In 2002 my mother had a heart attack. At the time, she was working alongside me at the salon (she's also a licensed nail tech, but that's another story!) in the afternoons and going to school to become a massage therapist.
I am not — have never been and never will be — a morning person. I was still tucked soundly in bed at just past 8:00 that September morning when the phone rang. I answered to hear my mother inform me, in a very calm voice, that her assistant instructor was driving her to the emergency room because my mother thought she might be having a heart attack.
????!!!! Did I mention that my mother was very calm? Downright matter-of-fact even.
And that's how I learned that when faced with such a situation, I go to work. I asked Mom if she wanted me to meet her at the ER, but Mom said that wasn't necessary. That I should go ahead and go on with my day as planned and that she'd call me back to let me know what happened.
And so I did. All I could think was, "OMG, what if something happens to my mom? What if I have to step in and take over her house payments? And her 14 cats and her giant dog? I can't just cancel clients and lose that money! I need to go to work!"
It was a very surreal day. My clients were all (and still are) accustomed to Mom being in the salon, so it wasn't surprising at all when I was asked several times during the day, "Where's your mom?"
What was surprising — and very annoying — was that when I answered, "She's in the hospital; they think she had a heart attack this morning," every single one of my regular clients who personally knew my mother casually went on with their conversation as though I had merely said that my mother had run to Starbucks for lattés. In fact, to this day, a couple of those same clients have no memory of that day. They never processed the information that day and they don't even realize that they were there and that that's how they reacted.
At the time, I remembered some of the stories from other nail techs over the years that had been shared on the BeautyTech forums. One tech, I remember, had had a mastectomy and had returned to work two weeks before her doctor recommended (we just can't afford the down time, y'know). But it took her several hours to complete a fill because she was still sick and sore — and she told us how some of her clients complained that it was taking so long.

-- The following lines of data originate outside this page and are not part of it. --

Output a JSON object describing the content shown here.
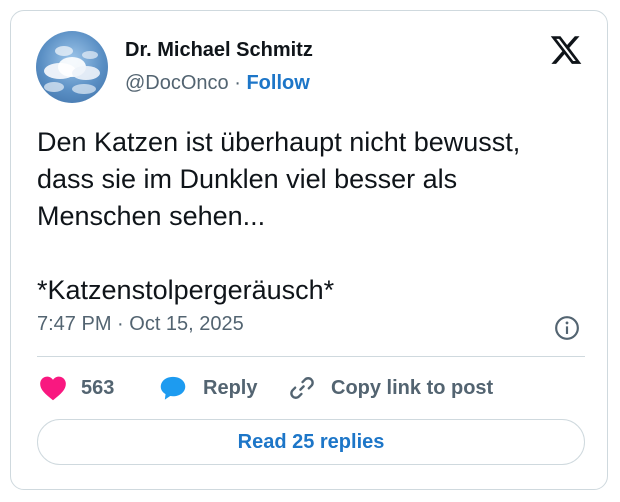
{
  "author": {
    "name": "Dr. Michael Schmitz",
    "handle": "@DocOnco",
    "separator": " · ",
    "follow_label": "Follow"
  },
  "tweet": {
    "text": "Den Katzen ist überhaupt nicht bewusst,\ndass sie im Dunklen viel besser als\nMenschen sehen...\n\n*Katzenstolpergeräusch*",
    "timestamp": "7:47 PM · Oct 15, 2025"
  },
  "actions": {
    "likes_count": "563",
    "reply_label": "Reply",
    "copy_label": "Copy link to post"
  },
  "read_replies_label": "Read 25 replies",
  "icons": {
    "brand": "x-logo-icon",
    "info": "info-icon",
    "like": "heart-icon",
    "reply": "speech-bubble-icon",
    "copy": "link-icon"
  },
  "colors": {
    "like": "#f91880",
    "reply": "#1d9bf0",
    "link": "#1d76c8",
    "muted": "#536471",
    "border": "#cfd9de"
  }
}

And one tech had a bottle of polish break in her hand when she tried to remove the cap; it cut her hand up pretty bad and as her coworker and she rushed out the door to the emergency room, the unpolished client said, "Aren't you going to finish my nails first?" as blood gushed from the tech's hand.
Today I was reading the tales of a colleague who recently underwent surgery and had to take a moment to vent about how some of her clients reacted — selfishly, more concerned with making sure their polish was perfect for a special event than with the tech's personal health. And we're not talking about a boob job here, or having a mole removed — we're talking real surgery. The kind that reminds me to send that tech a personal e-mail to say, "Wow, had no idea, glad to hear that you're still typing!"
It is always a sobering experience to be reminded so harshly just how self-absorbed our culture is. I certainly can't say for certain that I've never done something so stupid and shallow. And I'd be surprised if my reactions to major news haven't been misinterpreted as such — I never know just exactly what to say.
It's always a joy to discover that you've genuinely made a lifelong friend from the client/tech relationship ... and so heartbreaking when someone with whom you've shared years of your life and theirs turns out to not be paying attention.